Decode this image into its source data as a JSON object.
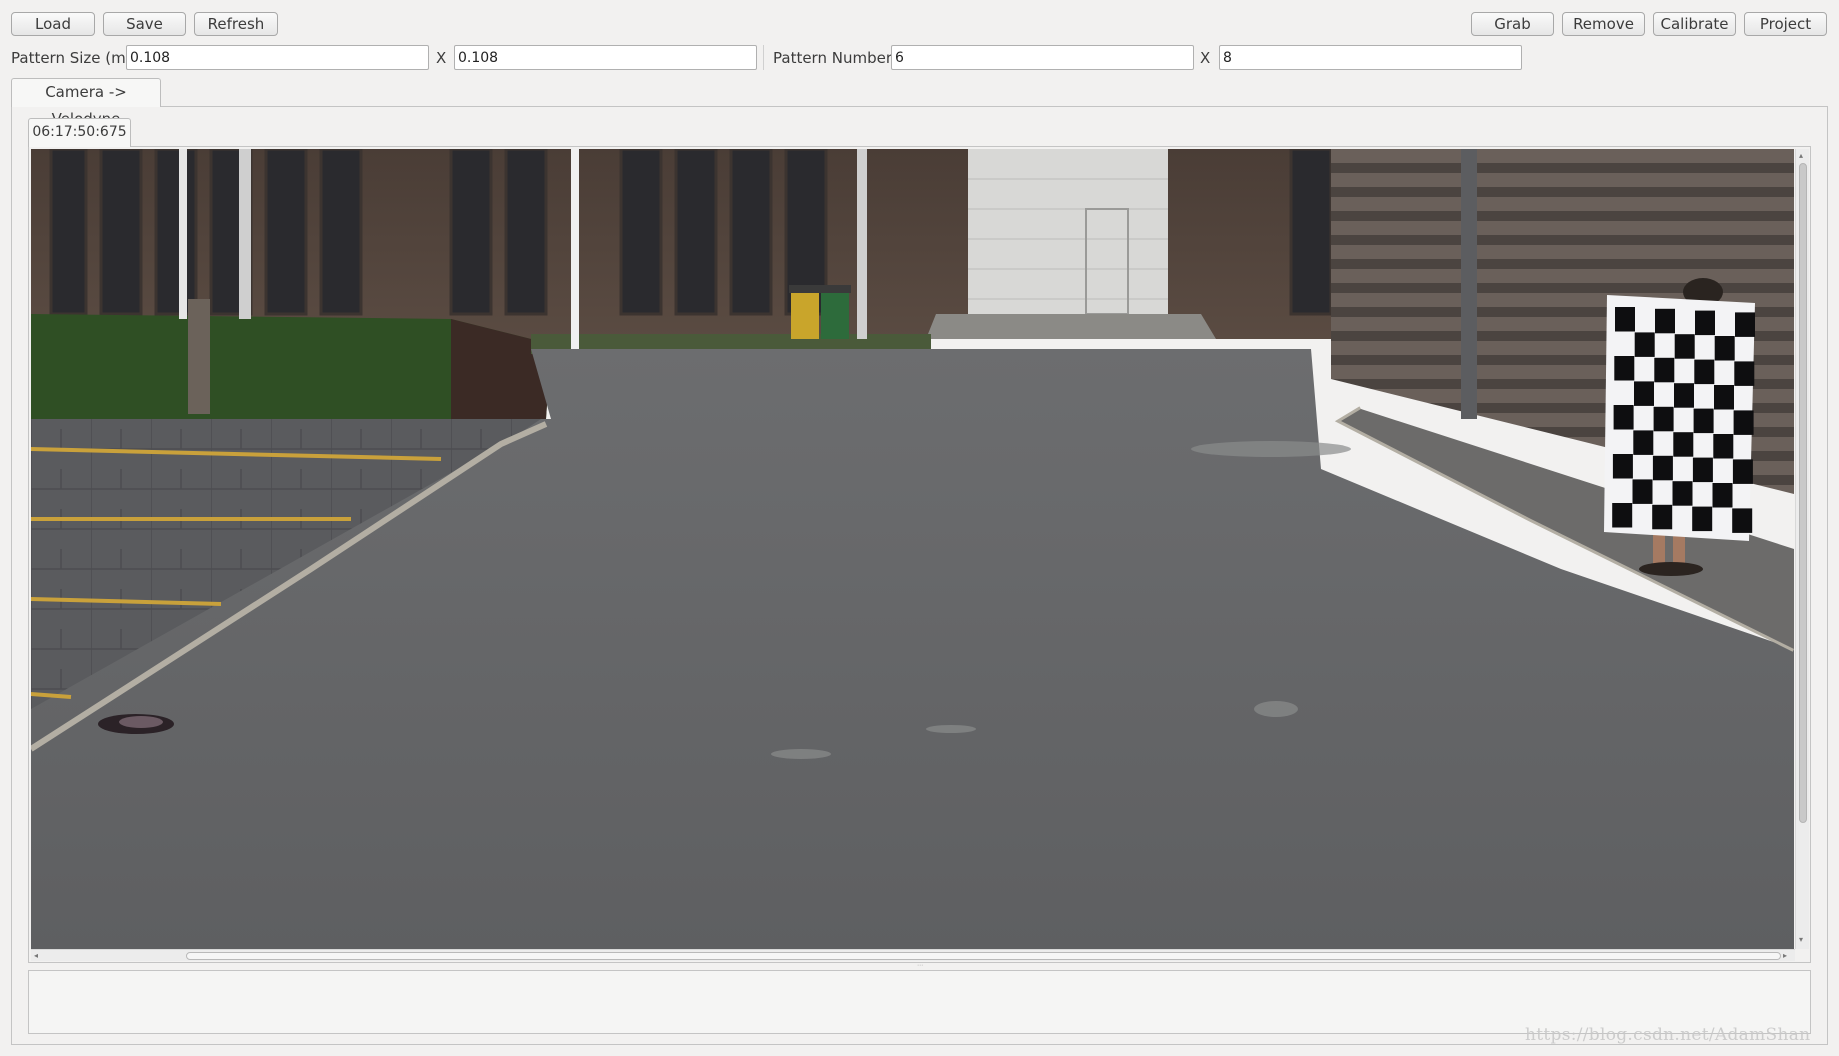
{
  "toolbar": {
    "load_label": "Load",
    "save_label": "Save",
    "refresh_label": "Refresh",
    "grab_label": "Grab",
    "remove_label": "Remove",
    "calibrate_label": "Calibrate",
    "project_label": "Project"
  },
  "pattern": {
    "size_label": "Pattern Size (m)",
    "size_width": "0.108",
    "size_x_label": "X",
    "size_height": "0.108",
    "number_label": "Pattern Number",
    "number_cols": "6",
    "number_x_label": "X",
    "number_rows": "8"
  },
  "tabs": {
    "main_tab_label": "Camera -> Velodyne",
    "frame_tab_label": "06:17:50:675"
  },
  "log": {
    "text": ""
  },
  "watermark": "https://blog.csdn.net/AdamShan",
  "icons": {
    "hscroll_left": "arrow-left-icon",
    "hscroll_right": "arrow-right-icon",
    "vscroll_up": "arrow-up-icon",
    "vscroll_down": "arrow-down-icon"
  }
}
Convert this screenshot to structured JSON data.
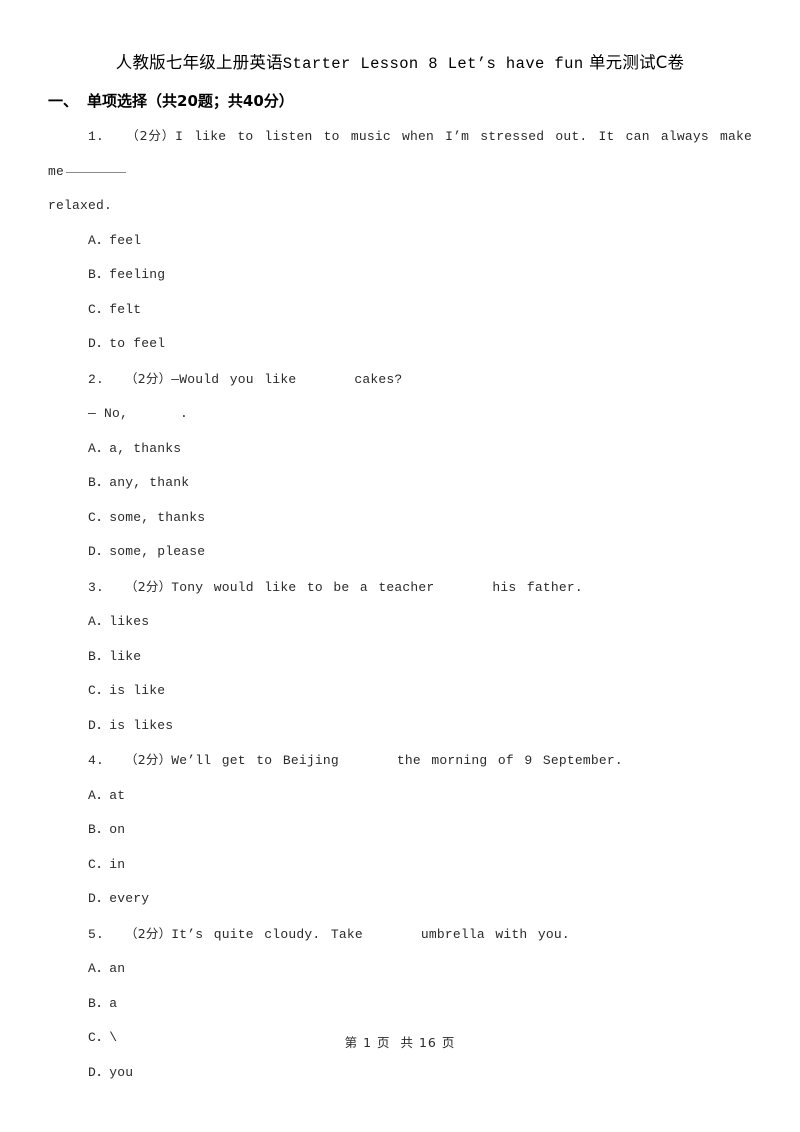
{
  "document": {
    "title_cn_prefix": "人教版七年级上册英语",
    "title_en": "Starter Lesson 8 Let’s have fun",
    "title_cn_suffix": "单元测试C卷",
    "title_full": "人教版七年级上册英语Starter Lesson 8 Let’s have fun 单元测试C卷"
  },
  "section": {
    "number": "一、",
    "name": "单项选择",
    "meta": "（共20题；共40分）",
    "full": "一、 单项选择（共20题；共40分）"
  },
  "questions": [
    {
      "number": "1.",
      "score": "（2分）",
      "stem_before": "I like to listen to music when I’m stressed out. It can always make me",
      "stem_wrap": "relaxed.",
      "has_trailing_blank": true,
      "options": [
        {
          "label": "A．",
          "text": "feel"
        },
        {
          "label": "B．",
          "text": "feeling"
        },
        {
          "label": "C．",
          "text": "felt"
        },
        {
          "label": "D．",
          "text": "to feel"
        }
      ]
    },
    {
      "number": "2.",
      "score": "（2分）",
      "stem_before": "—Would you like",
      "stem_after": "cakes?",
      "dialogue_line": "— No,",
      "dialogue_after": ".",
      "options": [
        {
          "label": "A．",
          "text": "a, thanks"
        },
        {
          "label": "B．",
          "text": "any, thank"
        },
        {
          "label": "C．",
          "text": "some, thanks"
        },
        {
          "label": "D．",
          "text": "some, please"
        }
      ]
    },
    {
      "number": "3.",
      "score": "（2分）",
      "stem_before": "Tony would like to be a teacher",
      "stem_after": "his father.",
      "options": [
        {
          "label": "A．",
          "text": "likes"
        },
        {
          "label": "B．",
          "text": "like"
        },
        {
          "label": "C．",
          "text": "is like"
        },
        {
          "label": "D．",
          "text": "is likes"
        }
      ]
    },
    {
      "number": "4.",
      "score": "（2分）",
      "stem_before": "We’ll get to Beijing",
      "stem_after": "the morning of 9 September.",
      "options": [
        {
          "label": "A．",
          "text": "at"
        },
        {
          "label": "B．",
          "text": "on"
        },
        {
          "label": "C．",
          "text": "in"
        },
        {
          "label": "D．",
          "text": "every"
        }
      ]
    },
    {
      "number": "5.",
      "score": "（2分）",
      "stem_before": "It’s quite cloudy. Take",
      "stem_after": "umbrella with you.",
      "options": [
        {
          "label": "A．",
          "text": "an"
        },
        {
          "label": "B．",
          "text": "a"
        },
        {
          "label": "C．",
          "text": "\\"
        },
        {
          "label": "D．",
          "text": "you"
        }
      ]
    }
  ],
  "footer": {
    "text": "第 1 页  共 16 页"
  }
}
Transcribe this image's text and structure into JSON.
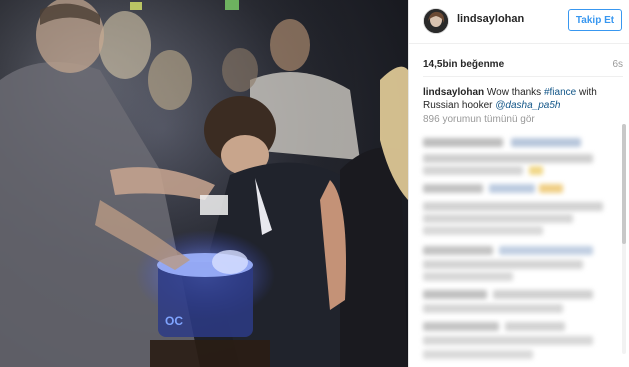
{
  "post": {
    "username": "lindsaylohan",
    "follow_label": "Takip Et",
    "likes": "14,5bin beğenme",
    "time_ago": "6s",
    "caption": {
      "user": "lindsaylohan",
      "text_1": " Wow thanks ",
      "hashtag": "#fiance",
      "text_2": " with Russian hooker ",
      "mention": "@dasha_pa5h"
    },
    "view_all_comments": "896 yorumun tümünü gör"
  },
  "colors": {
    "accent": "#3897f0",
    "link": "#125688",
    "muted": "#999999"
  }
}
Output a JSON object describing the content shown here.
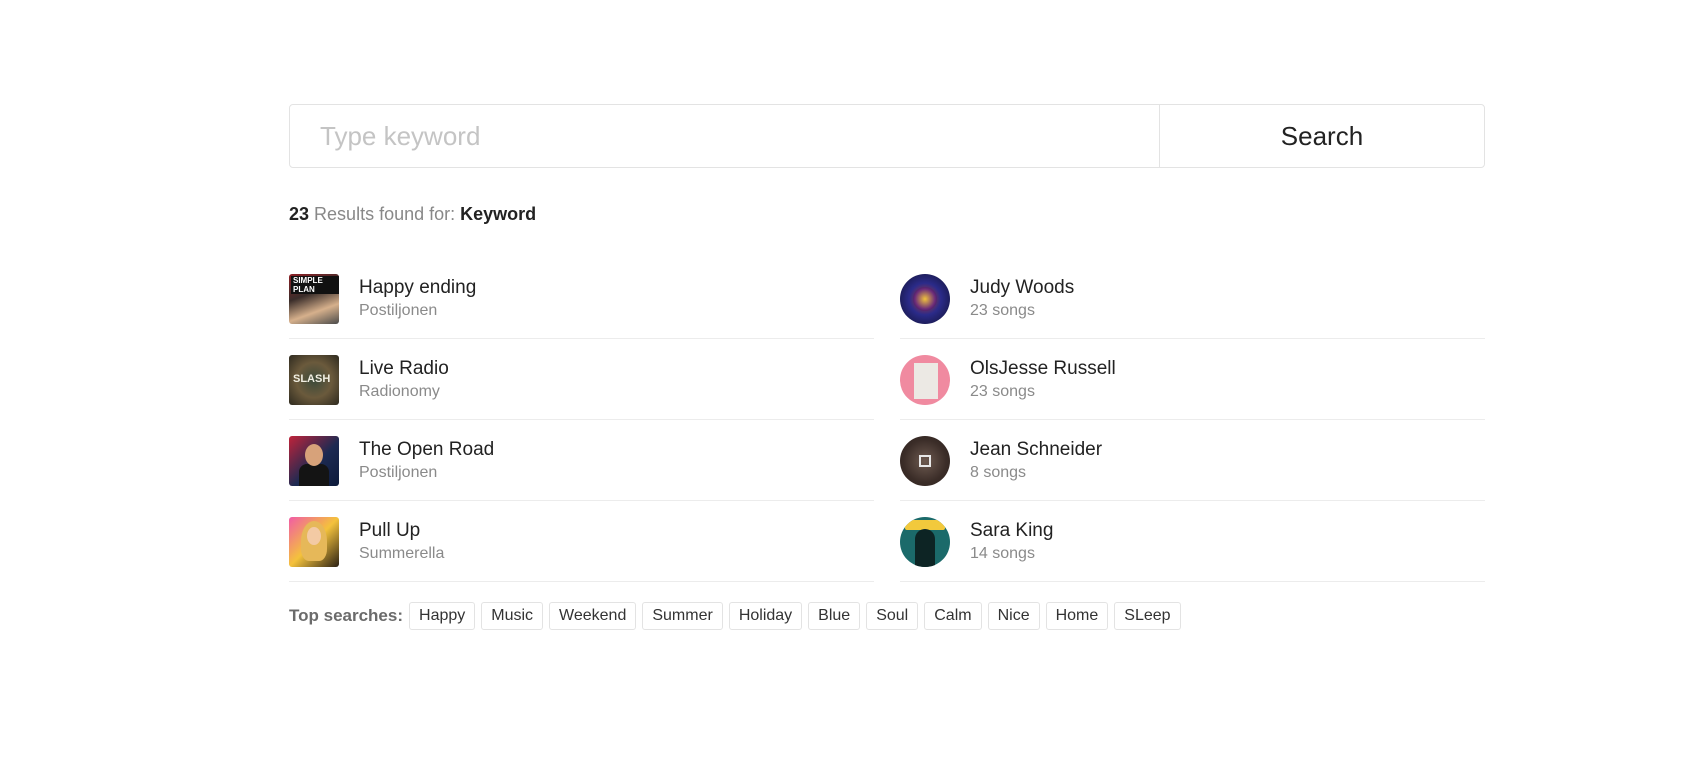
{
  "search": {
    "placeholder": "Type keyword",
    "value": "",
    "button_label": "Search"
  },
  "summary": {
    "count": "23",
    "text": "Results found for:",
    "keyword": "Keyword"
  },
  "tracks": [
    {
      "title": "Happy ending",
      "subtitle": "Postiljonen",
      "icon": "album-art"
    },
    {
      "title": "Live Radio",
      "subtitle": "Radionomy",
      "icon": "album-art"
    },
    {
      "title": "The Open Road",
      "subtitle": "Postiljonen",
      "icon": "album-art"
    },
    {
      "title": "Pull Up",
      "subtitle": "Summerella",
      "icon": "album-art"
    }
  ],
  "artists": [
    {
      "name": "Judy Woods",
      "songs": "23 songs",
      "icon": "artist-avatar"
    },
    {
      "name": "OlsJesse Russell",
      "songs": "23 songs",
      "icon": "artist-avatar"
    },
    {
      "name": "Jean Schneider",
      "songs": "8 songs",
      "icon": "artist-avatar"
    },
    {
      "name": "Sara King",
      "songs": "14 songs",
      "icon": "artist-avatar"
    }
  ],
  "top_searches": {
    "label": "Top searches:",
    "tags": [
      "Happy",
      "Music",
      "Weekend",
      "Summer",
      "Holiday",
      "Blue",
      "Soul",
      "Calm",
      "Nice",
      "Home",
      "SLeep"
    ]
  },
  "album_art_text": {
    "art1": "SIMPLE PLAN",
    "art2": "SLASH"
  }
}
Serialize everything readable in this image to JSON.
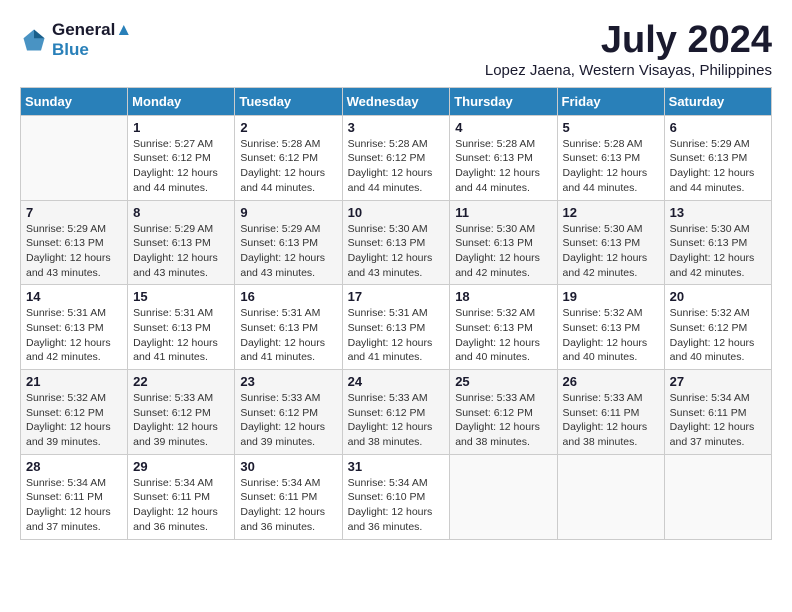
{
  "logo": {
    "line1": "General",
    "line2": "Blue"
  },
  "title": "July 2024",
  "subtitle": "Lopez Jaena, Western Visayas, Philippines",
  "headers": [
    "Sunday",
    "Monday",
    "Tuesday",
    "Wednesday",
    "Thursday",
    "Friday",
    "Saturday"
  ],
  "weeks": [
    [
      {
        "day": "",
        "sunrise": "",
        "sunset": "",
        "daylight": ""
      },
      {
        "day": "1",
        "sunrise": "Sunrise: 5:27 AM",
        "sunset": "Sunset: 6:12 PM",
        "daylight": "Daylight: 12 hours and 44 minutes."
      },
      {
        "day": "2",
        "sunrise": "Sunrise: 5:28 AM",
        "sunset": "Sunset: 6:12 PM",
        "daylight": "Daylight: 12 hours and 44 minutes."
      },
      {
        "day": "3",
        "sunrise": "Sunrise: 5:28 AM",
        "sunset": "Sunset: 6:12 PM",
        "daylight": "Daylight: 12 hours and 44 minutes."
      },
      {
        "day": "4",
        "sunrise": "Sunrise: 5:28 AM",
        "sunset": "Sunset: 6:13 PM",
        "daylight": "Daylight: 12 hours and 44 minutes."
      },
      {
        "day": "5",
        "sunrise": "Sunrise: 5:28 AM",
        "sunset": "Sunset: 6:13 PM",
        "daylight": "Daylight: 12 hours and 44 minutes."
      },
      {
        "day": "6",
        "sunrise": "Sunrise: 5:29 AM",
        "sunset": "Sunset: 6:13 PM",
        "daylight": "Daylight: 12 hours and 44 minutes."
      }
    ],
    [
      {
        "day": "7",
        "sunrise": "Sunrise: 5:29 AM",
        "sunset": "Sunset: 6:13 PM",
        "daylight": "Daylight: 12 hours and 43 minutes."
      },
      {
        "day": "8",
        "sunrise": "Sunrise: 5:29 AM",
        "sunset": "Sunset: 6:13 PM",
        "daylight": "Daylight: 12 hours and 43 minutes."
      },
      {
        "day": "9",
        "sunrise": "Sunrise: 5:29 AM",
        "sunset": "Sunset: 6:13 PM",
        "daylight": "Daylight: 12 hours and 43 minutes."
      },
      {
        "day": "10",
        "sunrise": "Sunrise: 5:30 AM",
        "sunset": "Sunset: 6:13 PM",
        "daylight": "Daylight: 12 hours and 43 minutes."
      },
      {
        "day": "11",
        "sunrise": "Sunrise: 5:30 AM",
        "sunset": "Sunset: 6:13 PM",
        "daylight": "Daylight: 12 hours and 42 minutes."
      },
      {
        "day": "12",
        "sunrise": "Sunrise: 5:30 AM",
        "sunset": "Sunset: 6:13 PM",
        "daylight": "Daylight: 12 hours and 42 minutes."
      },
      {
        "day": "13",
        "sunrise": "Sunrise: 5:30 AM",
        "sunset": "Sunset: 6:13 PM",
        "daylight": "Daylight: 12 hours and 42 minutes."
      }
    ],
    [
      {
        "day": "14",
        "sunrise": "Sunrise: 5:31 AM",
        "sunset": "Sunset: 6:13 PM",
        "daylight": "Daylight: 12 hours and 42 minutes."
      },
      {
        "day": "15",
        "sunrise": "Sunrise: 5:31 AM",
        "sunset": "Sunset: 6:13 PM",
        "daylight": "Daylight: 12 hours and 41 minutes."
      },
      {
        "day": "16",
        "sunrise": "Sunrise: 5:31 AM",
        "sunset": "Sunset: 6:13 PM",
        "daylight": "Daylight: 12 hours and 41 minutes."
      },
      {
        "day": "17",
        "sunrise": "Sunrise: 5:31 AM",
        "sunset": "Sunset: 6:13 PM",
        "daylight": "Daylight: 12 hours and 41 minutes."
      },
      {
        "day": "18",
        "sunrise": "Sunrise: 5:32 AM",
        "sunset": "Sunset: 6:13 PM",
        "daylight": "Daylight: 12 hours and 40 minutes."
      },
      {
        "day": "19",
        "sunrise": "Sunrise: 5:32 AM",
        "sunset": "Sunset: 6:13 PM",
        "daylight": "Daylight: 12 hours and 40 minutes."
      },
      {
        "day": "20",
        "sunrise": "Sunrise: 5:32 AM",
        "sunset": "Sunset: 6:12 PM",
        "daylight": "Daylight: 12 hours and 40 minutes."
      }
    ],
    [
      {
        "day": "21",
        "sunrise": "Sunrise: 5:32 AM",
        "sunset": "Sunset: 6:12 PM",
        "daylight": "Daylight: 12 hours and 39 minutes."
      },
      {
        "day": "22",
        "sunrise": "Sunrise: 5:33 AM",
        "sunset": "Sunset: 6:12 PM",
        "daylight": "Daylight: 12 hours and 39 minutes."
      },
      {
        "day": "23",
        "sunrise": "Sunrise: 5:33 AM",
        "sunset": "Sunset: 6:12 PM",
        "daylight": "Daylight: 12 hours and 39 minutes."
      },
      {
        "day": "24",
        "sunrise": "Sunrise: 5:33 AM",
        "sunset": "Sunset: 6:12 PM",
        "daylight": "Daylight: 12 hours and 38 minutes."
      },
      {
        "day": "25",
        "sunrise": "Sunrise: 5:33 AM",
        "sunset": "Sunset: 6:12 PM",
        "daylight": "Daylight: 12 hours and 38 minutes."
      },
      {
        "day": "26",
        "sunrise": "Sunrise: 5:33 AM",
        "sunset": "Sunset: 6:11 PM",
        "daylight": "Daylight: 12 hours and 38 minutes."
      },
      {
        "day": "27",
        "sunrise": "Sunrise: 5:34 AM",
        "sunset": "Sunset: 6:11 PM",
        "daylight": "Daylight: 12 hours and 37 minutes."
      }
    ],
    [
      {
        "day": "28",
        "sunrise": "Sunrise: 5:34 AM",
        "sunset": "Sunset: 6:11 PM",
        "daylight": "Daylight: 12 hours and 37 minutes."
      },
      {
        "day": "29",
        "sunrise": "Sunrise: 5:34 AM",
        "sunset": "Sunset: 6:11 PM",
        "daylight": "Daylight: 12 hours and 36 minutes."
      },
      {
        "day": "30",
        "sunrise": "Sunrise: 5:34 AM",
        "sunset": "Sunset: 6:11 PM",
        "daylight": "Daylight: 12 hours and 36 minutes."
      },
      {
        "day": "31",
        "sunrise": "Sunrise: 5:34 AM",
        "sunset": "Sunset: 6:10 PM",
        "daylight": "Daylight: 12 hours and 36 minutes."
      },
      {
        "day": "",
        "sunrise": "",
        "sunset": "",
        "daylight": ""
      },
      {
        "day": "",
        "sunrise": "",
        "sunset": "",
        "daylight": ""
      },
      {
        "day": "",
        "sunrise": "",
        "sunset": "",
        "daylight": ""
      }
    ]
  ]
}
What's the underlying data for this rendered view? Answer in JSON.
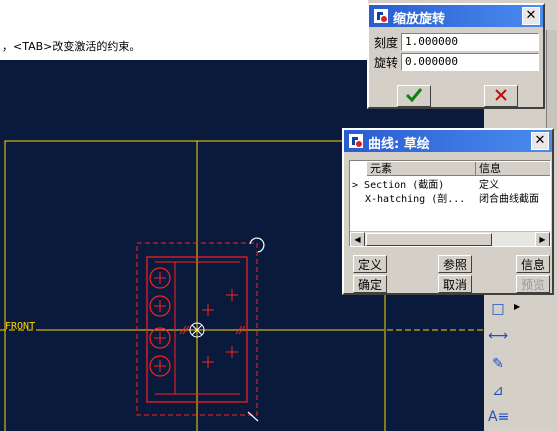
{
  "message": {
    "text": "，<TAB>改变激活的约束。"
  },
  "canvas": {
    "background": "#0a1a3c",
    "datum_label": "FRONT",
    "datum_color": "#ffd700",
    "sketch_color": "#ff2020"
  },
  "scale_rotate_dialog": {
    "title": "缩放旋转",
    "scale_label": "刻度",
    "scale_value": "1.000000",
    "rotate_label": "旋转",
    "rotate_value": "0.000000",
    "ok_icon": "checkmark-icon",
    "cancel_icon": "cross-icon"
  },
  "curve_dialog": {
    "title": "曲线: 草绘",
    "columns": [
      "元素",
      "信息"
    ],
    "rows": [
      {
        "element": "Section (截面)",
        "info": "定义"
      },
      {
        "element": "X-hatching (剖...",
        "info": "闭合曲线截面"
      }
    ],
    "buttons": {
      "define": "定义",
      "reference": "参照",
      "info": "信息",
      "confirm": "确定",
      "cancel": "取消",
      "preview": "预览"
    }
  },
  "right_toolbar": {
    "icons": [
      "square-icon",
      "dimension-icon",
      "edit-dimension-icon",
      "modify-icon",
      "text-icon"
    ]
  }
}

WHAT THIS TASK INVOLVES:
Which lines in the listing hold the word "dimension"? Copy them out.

TASK ANSWER:
      "dimension-icon",
      "edit-dimension-icon",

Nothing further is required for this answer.